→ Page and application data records
-- Opening Marker --

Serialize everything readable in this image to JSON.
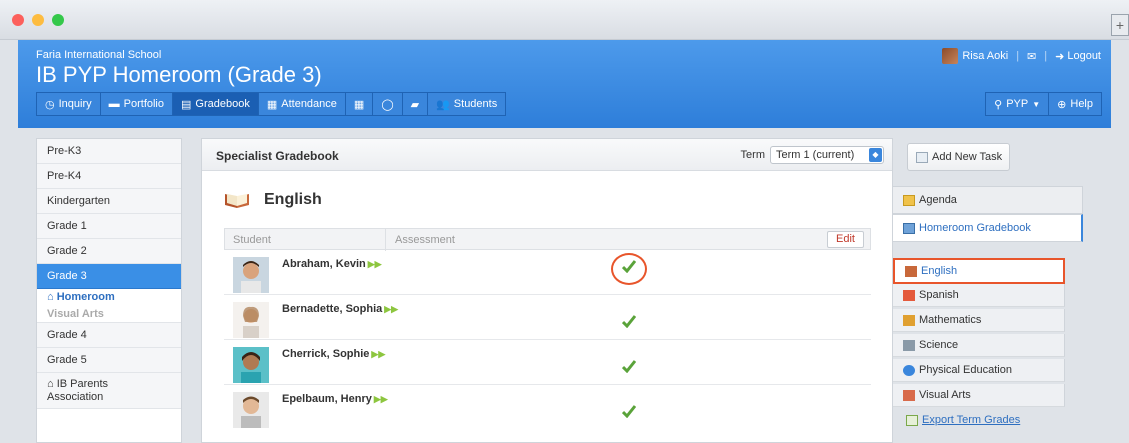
{
  "header": {
    "school": "Faria International School",
    "title": "IB PYP Homeroom (Grade 3)",
    "user": "Risa Aoki",
    "logout": "Logout",
    "nav": [
      {
        "label": "Inquiry",
        "icon": "compass-icon"
      },
      {
        "label": "Portfolio",
        "icon": "briefcase-icon"
      },
      {
        "label": "Gradebook",
        "icon": "gradebook-icon"
      },
      {
        "label": "Attendance",
        "icon": "calendar-icon"
      },
      {
        "label": "",
        "icon": "grid-icon"
      },
      {
        "label": "",
        "icon": "chat-icon"
      },
      {
        "label": "",
        "icon": "folder-icon"
      },
      {
        "label": "Students",
        "icon": "users-icon"
      }
    ],
    "pyp": "PYP",
    "help": "Help"
  },
  "sidebar": {
    "items": [
      "Pre-K3",
      "Pre-K4",
      "Kindergarten",
      "Grade 1",
      "Grade 2",
      "Grade 3"
    ],
    "sub_homeroom": "Homeroom",
    "sub_visual": "Visual Arts",
    "after": [
      "Grade 4",
      "Grade 5"
    ],
    "parents_line1": "IB Parents",
    "parents_line2": "Association"
  },
  "gradebook": {
    "title": "Specialist Gradebook",
    "term_label": "Term",
    "term_value": "Term 1 (current)",
    "subject": "English",
    "col_student": "Student",
    "col_assessment": "Assessment",
    "edit": "Edit",
    "students": [
      "Abraham, Kevin",
      "Bernadette, Sophia",
      "Cherrick, Sophie",
      "Epelbaum, Henry"
    ]
  },
  "right": {
    "add_task": "Add New Task",
    "tab_agenda": "Agenda",
    "tab_homeroom": "Homeroom Gradebook",
    "subjects": [
      "English",
      "Spanish",
      "Mathematics",
      "Science",
      "Physical Education",
      "Visual Arts"
    ],
    "export": "Export Term Grades"
  },
  "colors": {
    "accent": "#3a86dc",
    "highlight": "#e8552b",
    "check": "#5aa33a"
  }
}
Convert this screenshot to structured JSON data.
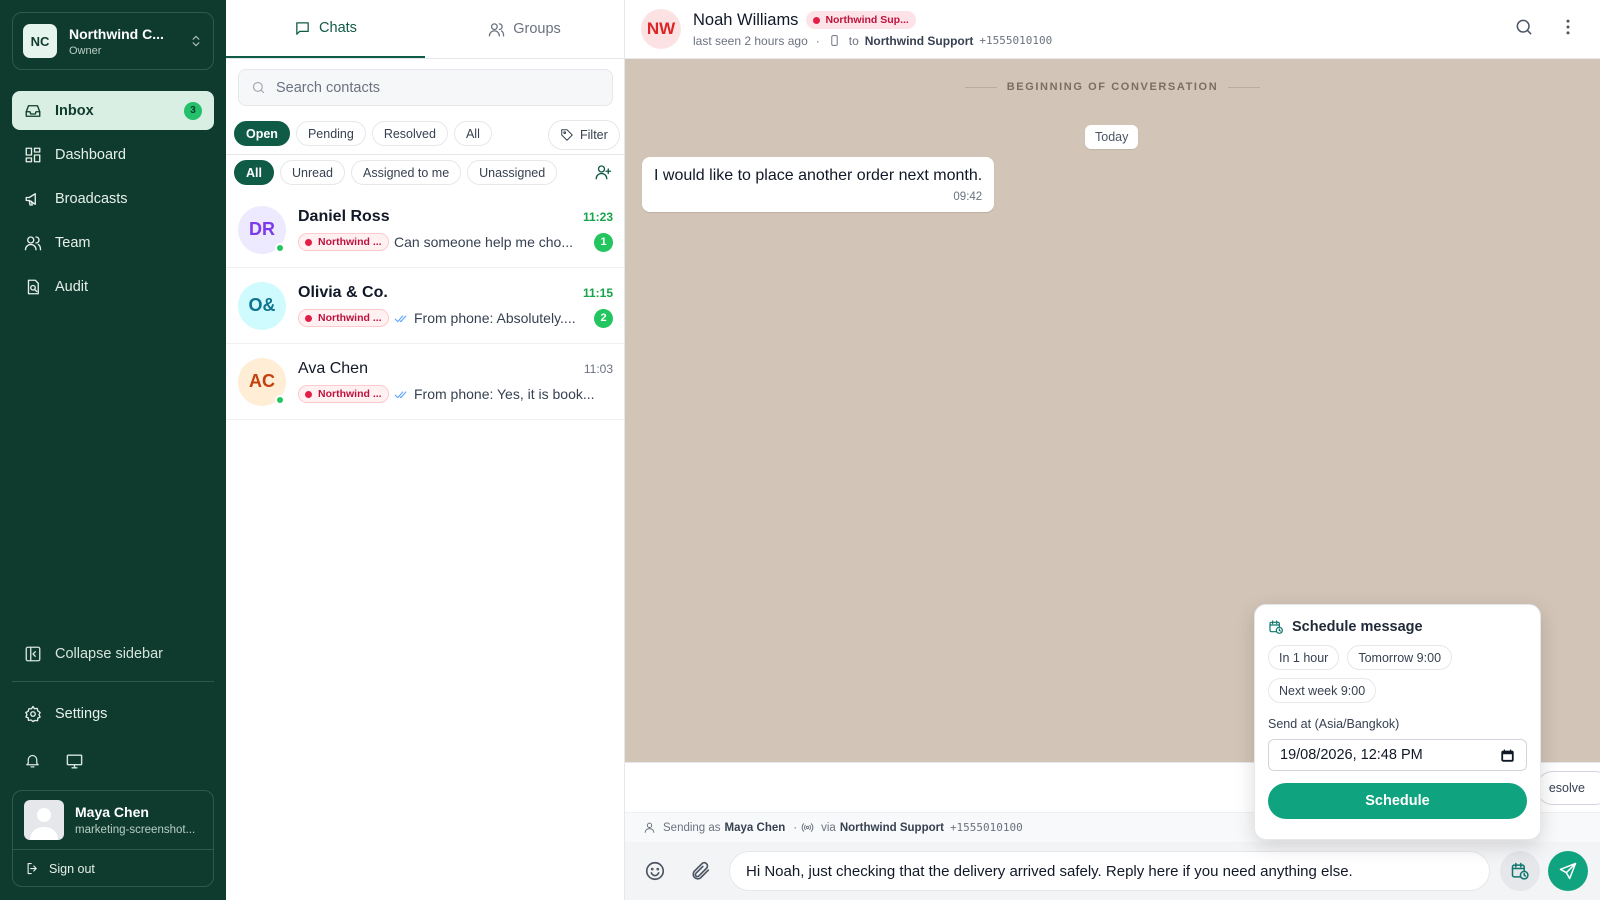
{
  "workspace": {
    "initials": "NC",
    "name": "Northwind C...",
    "role": "Owner"
  },
  "nav": {
    "items": [
      {
        "label": "Inbox",
        "icon": "inbox-icon",
        "badge": "3",
        "active": true
      },
      {
        "label": "Dashboard",
        "icon": "dashboard-icon"
      },
      {
        "label": "Broadcasts",
        "icon": "megaphone-icon"
      },
      {
        "label": "Team",
        "icon": "team-icon"
      },
      {
        "label": "Audit",
        "icon": "audit-icon"
      }
    ],
    "collapse_label": "Collapse sidebar",
    "settings_label": "Settings"
  },
  "user": {
    "name": "Maya Chen",
    "email": "marketing-screenshot...",
    "signout_label": "Sign out"
  },
  "list": {
    "tabs": [
      {
        "label": "Chats",
        "active": true
      },
      {
        "label": "Groups"
      }
    ],
    "search_placeholder": "Search contacts",
    "status_chips": [
      "Open",
      "Pending",
      "Resolved",
      "All"
    ],
    "filter_label": "Filter",
    "assign_chips": [
      "All",
      "Unread",
      "Assigned to me",
      "Unassigned"
    ],
    "conversations": [
      {
        "initials": "DR",
        "name": "Daniel Ross",
        "time": "11:23",
        "tag": "Northwind ...",
        "preview": "Can someone help me cho...",
        "unread": "1",
        "online": true,
        "bold": true,
        "ticks": false,
        "av_bg": "#ede9fe",
        "av_fg": "#7c3aed"
      },
      {
        "initials": "O&",
        "name": "Olivia & Co.",
        "time": "11:15",
        "tag": "Northwind ...",
        "preview": "From phone: Absolutely....",
        "unread": "2",
        "online": false,
        "bold": true,
        "ticks": true,
        "av_bg": "#cffafe",
        "av_fg": "#0e7490"
      },
      {
        "initials": "AC",
        "name": "Ava Chen",
        "time": "11:03",
        "tag": "Northwind ...",
        "preview": "From phone: Yes, it is book...",
        "unread": "",
        "online": true,
        "bold": false,
        "ticks": true,
        "av_bg": "#ffedd5",
        "av_fg": "#c2410c"
      }
    ]
  },
  "chat": {
    "contact_initials": "NW",
    "contact_name": "Noah Williams",
    "contact_tag": "Northwind Sup...",
    "last_seen": "last seen 2 hours ago",
    "to_label": "to",
    "channel_name": "Northwind Support",
    "channel_phone": "+1555010100",
    "beginning_label": "BEGINNING OF CONVERSATION",
    "date_label": "Today",
    "messages": [
      {
        "text": "I would like to place another order next month.",
        "time": "09:42"
      }
    ],
    "resolve_label": "esolve",
    "sending_prefix": "Sending as",
    "sending_user": "Maya Chen",
    "via_label": "via",
    "composer_text": "Hi Noah, just checking that the delivery arrived safely. Reply here if you need anything else."
  },
  "schedule": {
    "title": "Schedule message",
    "presets": [
      "In 1 hour",
      "Tomorrow 9:00",
      "Next week 9:00"
    ],
    "send_at_label": "Send at (Asia/Bangkok)",
    "datetime_value": "19/08/2026, 12:48 PM",
    "submit_label": "Schedule"
  },
  "colors": {
    "sidebar_bg": "#0f3b2e",
    "accent": "#10a37f",
    "tag_red": "#e11d48"
  }
}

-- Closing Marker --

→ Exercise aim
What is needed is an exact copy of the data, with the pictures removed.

→ Solution to this exercise
Serialize everything readable in this image to JSON.
{
  "header": {
    "school": "Faria International School",
    "title": "IB PYP Homeroom (Grade 3)",
    "user": "Risa Aoki",
    "logout": "Logout",
    "nav": [
      {
        "label": "Inquiry",
        "icon": "compass-icon"
      },
      {
        "label": "Portfolio",
        "icon": "briefcase-icon"
      },
      {
        "label": "Gradebook",
        "icon": "gradebook-icon"
      },
      {
        "label": "Attendance",
        "icon": "calendar-icon"
      },
      {
        "label": "",
        "icon": "grid-icon"
      },
      {
        "label": "",
        "icon": "chat-icon"
      },
      {
        "label": "",
        "icon": "folder-icon"
      },
      {
        "label": "Students",
        "icon": "users-icon"
      }
    ],
    "pyp": "PYP",
    "help": "Help"
  },
  "sidebar": {
    "items": [
      "Pre-K3",
      "Pre-K4",
      "Kindergarten",
      "Grade 1",
      "Grade 2",
      "Grade 3"
    ],
    "sub_homeroom": "Homeroom",
    "sub_visual": "Visual Arts",
    "after": [
      "Grade 4",
      "Grade 5"
    ],
    "parents_line1": "IB Parents",
    "parents_line2": "Association"
  },
  "gradebook": {
    "title": "Specialist Gradebook",
    "term_label": "Term",
    "term_value": "Term 1 (current)",
    "subject": "English",
    "col_student": "Student",
    "col_assessment": "Assessment",
    "edit": "Edit",
    "students": [
      "Abraham, Kevin",
      "Bernadette, Sophia",
      "Cherrick, Sophie",
      "Epelbaum, Henry"
    ]
  },
  "right": {
    "add_task": "Add New Task",
    "tab_agenda": "Agenda",
    "tab_homeroom": "Homeroom Gradebook",
    "subjects": [
      "English",
      "Spanish",
      "Mathematics",
      "Science",
      "Physical Education",
      "Visual Arts"
    ],
    "export": "Export Term Grades"
  },
  "colors": {
    "accent": "#3a86dc",
    "highlight": "#e8552b",
    "check": "#5aa33a"
  }
}
Convert this screenshot to structured JSON data.
{
  "workspace": {
    "initials": "NC",
    "name": "Northwind C...",
    "role": "Owner"
  },
  "nav": {
    "items": [
      {
        "label": "Inbox",
        "icon": "inbox-icon",
        "badge": "3",
        "active": true
      },
      {
        "label": "Dashboard",
        "icon": "dashboard-icon"
      },
      {
        "label": "Broadcasts",
        "icon": "megaphone-icon"
      },
      {
        "label": "Team",
        "icon": "team-icon"
      },
      {
        "label": "Audit",
        "icon": "audit-icon"
      }
    ],
    "collapse_label": "Collapse sidebar",
    "settings_label": "Settings"
  },
  "user": {
    "name": "Maya Chen",
    "email": "marketing-screenshot...",
    "signout_label": "Sign out"
  },
  "list": {
    "tabs": [
      {
        "label": "Chats",
        "active": true
      },
      {
        "label": "Groups"
      }
    ],
    "search_placeholder": "Search contacts",
    "status_chips": [
      "Open",
      "Pending",
      "Resolved",
      "All"
    ],
    "filter_label": "Filter",
    "assign_chips": [
      "All",
      "Unread",
      "Assigned to me",
      "Unassigned"
    ],
    "conversations": [
      {
        "initials": "DR",
        "name": "Daniel Ross",
        "time": "11:23",
        "tag": "Northwind ...",
        "preview": "Can someone help me cho...",
        "unread": "1",
        "online": true,
        "bold": true,
        "ticks": false,
        "av_bg": "#ede9fe",
        "av_fg": "#7c3aed"
      },
      {
        "initials": "O&",
        "name": "Olivia & Co.",
        "time": "11:15",
        "tag": "Northwind ...",
        "preview": "From phone: Absolutely....",
        "unread": "2",
        "online": false,
        "bold": true,
        "ticks": true,
        "av_bg": "#cffafe",
        "av_fg": "#0e7490"
      },
      {
        "initials": "AC",
        "name": "Ava Chen",
        "time": "11:03",
        "tag": "Northwind ...",
        "preview": "From phone: Yes, it is book...",
        "unread": "",
        "online": true,
        "bold": false,
        "ticks": true,
        "av_bg": "#ffedd5",
        "av_fg": "#c2410c"
      }
    ]
  },
  "chat": {
    "contact_initials": "NW",
    "contact_name": "Noah Williams",
    "contact_tag": "Northwind Sup...",
    "last_seen": "last seen 2 hours ago",
    "to_label": "to",
    "channel_name": "Northwind Support",
    "channel_phone": "+1555010100",
    "beginning_label": "BEGINNING OF CONVERSATION",
    "date_label": "Today",
    "messages": [
      {
        "text": "I would like to place another order next month.",
        "time": "09:42"
      }
    ],
    "resolve_label": "esolve",
    "sending_prefix": "Sending as",
    "sending_user": "Maya Chen",
    "via_label": "via",
    "composer_text": "Hi Noah, just checking that the delivery arrived safely. Reply here if you need anything else."
  },
  "schedule": {
    "title": "Schedule message",
    "presets": [
      "In 1 hour",
      "Tomorrow 9:00",
      "Next week 9:00"
    ],
    "send_at_label": "Send at (Asia/Bangkok)",
    "datetime_value": "19/08/2026, 12:48 PM",
    "submit_label": "Schedule"
  },
  "colors": {
    "sidebar_bg": "#0f3b2e",
    "accent": "#10a37f",
    "tag_red": "#e11d48"
  }
}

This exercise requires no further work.